• _THE RECORDS_:
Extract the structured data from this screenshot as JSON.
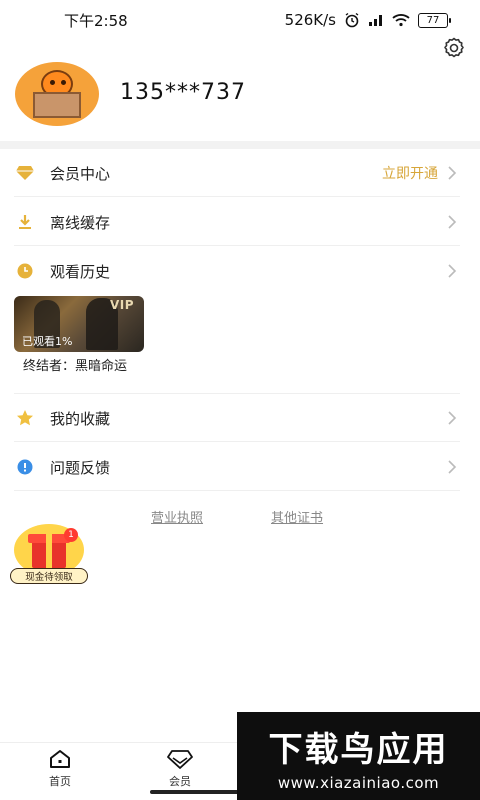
{
  "status_bar": {
    "time": "下午2:58",
    "speed": "526K/s",
    "battery": "77"
  },
  "header": {
    "phone": "135***737"
  },
  "menu": [
    {
      "label": "会员中心",
      "extra": "立即开通",
      "icon": "diamond-icon",
      "color": "#e6b23a"
    },
    {
      "label": "离线缓存",
      "icon": "download-icon",
      "color": "#e6b23a"
    },
    {
      "label": "观看历史",
      "icon": "clock-icon",
      "color": "#e6b23a"
    },
    {
      "label": "我的收藏",
      "icon": "star-icon",
      "color": "#f0c040"
    },
    {
      "label": "问题反馈",
      "icon": "info-icon",
      "color": "#3a8ee6"
    }
  ],
  "history": {
    "badge": "VIP",
    "watched": "已观看1%",
    "title": "终结者：黑暗命运"
  },
  "links": {
    "business_license": "营业执照",
    "other_certs": "其他证书"
  },
  "gift": {
    "count": "1",
    "label": "现金待领取"
  },
  "bottom_nav": [
    {
      "label": "首页",
      "icon": "home-icon"
    },
    {
      "label": "会员",
      "icon": "diamond-icon"
    }
  ],
  "watermark": {
    "title": "下载鸟应用",
    "url": "www.xiazainiao.com"
  }
}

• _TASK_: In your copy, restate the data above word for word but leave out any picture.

• _TASK RESPONSE_:
Extract the structured data from this screenshot as JSON.
{
  "status_bar": {
    "time": "下午2:58",
    "speed": "526K/s",
    "battery": "77"
  },
  "header": {
    "phone": "135***737"
  },
  "menu": [
    {
      "label": "会员中心",
      "extra": "立即开通",
      "icon": "diamond-icon",
      "color": "#e6b23a"
    },
    {
      "label": "离线缓存",
      "icon": "download-icon",
      "color": "#e6b23a"
    },
    {
      "label": "观看历史",
      "icon": "clock-icon",
      "color": "#e6b23a"
    },
    {
      "label": "我的收藏",
      "icon": "star-icon",
      "color": "#f0c040"
    },
    {
      "label": "问题反馈",
      "icon": "info-icon",
      "color": "#3a8ee6"
    }
  ],
  "history": {
    "badge": "VIP",
    "watched": "已观看1%",
    "title": "终结者：黑暗命运"
  },
  "links": {
    "business_license": "营业执照",
    "other_certs": "其他证书"
  },
  "gift": {
    "count": "1",
    "label": "现金待领取"
  },
  "bottom_nav": [
    {
      "label": "首页",
      "icon": "home-icon"
    },
    {
      "label": "会员",
      "icon": "diamond-icon"
    }
  ],
  "watermark": {
    "title": "下载鸟应用",
    "url": "www.xiazainiao.com"
  }
}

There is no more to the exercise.